Judges discuss a veterans court
ST. CLAIRSVILLE — The issues surrounding offenders in the court system who are also veterans often call for a particular considerations. This may mean Belmont County could join more than a dozen other counties in the state in forming a veterans court, similar to the county’s drug court, for specialized cases.
Ohio Supreme Court Justice Sharon Kennedy discussed the possibility during a recent meeting of some of Belmont County’s county and common pleas judges.
She noted, according to the U.S. Census Bureau’s 2010 to 2014 survey, Belmont County’s veteran population was 6,121, or 10.9 percent of the county’s population.
“Ohio, if you look at the census, is the fifth largest state in the nation for veterans coming home,” she said. “We have veterans courts operating in a series of counties. … Our goal is to grow veterans courts. I think there’s a hidden need.”
Kennedy said the issues begin with identifying veterans.
“There’s an under-reporting of a criminal defendant that they are in fact a veteran,” she said, adding that judges have told her veteran defendants are often ashamed at being involved in the court system. Other defendants are concerned that a veteran status would somehow be counted as a mark against them in the court process.
“What feeds some of that is fear and shame. … They feel a level of shame, like they have let themselves, their uniform, everyone else down,” she said. “I want to talk with judges about the plight of veterans, the services available for veterans, the ability to identify who might be a veteran.”
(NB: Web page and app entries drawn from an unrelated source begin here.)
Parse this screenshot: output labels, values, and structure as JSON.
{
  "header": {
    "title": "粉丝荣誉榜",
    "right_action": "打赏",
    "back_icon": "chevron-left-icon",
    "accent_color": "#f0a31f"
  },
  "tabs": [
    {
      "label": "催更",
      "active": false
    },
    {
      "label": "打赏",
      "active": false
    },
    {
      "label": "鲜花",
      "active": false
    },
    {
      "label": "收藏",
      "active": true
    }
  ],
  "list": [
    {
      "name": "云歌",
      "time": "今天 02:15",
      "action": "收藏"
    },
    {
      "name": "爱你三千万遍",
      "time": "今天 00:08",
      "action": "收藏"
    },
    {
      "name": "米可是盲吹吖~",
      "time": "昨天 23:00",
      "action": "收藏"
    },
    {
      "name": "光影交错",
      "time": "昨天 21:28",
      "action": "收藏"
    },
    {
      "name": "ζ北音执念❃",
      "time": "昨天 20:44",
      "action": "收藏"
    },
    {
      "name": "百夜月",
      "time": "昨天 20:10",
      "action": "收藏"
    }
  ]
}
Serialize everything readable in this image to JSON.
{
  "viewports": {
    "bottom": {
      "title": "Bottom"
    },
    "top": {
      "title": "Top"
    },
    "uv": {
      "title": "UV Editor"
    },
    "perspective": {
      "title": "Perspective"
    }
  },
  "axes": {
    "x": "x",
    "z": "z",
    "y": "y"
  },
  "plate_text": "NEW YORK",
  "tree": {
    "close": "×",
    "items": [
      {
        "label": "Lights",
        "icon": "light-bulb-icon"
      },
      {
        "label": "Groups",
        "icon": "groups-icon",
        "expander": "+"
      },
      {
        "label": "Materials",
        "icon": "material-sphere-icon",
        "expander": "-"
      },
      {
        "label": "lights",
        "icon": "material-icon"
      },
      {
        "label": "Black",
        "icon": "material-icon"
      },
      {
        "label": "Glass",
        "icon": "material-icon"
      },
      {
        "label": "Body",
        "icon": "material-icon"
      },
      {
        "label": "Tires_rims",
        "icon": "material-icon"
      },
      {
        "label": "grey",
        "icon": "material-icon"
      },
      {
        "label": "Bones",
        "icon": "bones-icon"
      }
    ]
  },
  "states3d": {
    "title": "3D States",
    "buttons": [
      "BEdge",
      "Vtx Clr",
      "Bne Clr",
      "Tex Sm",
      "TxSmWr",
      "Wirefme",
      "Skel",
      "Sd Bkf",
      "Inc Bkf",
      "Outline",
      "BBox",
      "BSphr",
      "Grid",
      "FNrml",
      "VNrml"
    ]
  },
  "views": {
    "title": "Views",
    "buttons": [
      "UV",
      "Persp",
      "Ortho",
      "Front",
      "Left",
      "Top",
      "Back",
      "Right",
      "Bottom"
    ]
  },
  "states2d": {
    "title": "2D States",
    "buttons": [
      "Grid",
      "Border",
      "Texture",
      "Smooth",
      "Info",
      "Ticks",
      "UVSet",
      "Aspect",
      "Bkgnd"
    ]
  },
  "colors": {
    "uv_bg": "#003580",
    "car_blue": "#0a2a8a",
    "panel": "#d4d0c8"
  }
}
In addition, there are such factors as post-traumatic stress disorder, traumatic brain injury, and other cases where lasting effects from a veteran’s term of service could impact behavior and necessitate consideration during sentencing or probation.
“If you look at the Iraq and Afghanistan warriors coming home, they’re serving three or four deployments. They are registering PTSD off the Richter scale. … We’re breaking them. We have a responsibility,” she said, pointing out incidents of suicide among veterans.
“As we move forward and see the population that is returning to Ohio who has served in the military, we see numbers of them engaging, unfortunately, in the criminal justice system,” she said.
“There are treatment options available for veterans,” she said. “A veteran is entitled to certain treatments regular criminal defendants aren’t entitled to.”
These include stable housing, education and retraining options.
Kennedy said there are many options that an individual county veterans court could apply, including whether to accept only honorably-discharged veterans, or those of a certain felony level. The veterans court could also create memorandums of understanding with other counties with access to more extensive veteran treatment to handle probation.
“Everybody gets to operate their program how they best see fit, but there’s also a sharing opportunity,” she said.
The attending judges were receptive to the initiative and would further explore the possibility.
“We have always been extremely supportive of the veterans,” Belmont County Common Pleas Judge Frank Fregiato said. “We’ve worked with the local veterans administration on a number of issues and we will continue to do so. We are very excited about the initiative that the justice brings to us today, and that we are very going to seriously explore it.”